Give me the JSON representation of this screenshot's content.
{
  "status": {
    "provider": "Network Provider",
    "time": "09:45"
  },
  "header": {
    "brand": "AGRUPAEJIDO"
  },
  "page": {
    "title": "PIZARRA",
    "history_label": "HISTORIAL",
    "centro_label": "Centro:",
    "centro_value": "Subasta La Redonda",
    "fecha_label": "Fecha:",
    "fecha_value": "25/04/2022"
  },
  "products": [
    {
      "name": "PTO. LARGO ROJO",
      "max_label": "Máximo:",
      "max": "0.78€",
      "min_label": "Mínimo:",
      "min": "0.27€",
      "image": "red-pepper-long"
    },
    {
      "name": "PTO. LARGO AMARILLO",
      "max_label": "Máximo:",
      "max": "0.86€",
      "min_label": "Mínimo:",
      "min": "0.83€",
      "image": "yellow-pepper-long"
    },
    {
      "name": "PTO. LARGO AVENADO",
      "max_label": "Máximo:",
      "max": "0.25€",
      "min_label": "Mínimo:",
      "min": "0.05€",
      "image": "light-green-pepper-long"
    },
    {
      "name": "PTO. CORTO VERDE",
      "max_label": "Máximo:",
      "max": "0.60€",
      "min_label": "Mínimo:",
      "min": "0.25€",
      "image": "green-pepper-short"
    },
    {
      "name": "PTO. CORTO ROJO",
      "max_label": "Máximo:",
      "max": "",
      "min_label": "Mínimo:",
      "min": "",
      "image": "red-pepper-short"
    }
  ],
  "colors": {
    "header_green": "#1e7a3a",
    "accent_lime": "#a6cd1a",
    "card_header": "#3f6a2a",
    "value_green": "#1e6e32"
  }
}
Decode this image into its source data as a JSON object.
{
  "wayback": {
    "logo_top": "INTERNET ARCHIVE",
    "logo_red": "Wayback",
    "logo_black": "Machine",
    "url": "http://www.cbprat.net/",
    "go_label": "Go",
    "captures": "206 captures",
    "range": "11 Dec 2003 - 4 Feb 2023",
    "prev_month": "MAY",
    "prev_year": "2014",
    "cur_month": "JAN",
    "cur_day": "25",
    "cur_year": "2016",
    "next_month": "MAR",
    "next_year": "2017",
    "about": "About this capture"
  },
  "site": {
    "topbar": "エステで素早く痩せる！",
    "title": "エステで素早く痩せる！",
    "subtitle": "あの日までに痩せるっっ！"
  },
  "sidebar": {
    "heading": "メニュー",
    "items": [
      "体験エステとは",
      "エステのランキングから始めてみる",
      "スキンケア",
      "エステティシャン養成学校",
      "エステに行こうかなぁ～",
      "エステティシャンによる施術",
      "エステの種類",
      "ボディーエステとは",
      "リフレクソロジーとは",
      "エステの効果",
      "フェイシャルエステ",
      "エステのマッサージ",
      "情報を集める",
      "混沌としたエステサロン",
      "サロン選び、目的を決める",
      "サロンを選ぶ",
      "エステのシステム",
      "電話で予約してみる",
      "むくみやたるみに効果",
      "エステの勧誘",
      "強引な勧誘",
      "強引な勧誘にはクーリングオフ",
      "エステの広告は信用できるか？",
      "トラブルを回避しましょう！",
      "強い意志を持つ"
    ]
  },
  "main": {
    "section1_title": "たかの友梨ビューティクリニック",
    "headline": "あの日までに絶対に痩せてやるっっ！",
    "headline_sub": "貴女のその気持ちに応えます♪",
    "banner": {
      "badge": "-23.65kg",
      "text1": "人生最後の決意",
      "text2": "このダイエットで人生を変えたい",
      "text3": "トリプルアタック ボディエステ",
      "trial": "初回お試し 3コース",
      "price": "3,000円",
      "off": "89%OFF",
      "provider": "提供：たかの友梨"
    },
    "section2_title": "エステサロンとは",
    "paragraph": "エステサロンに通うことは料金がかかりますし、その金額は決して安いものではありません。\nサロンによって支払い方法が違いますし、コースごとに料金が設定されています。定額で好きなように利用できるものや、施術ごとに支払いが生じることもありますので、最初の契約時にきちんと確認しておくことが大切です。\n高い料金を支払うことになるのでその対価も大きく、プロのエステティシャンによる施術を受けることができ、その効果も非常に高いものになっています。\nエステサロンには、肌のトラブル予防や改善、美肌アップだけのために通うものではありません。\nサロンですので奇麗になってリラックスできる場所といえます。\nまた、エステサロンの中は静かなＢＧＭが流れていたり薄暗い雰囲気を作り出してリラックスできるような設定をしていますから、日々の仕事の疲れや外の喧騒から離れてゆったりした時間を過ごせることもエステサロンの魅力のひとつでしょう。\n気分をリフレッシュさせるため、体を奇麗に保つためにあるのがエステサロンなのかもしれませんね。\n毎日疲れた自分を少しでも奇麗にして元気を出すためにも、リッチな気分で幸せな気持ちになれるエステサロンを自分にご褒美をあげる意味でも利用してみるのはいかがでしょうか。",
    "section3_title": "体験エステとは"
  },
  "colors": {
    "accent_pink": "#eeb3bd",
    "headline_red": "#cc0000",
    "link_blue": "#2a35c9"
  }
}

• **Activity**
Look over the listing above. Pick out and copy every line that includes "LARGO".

• **Answer box**
      "name": "PTO. LARGO ROJO",
      "name": "PTO. LARGO AMARILLO",
      "name": "PTO. LARGO AVENADO",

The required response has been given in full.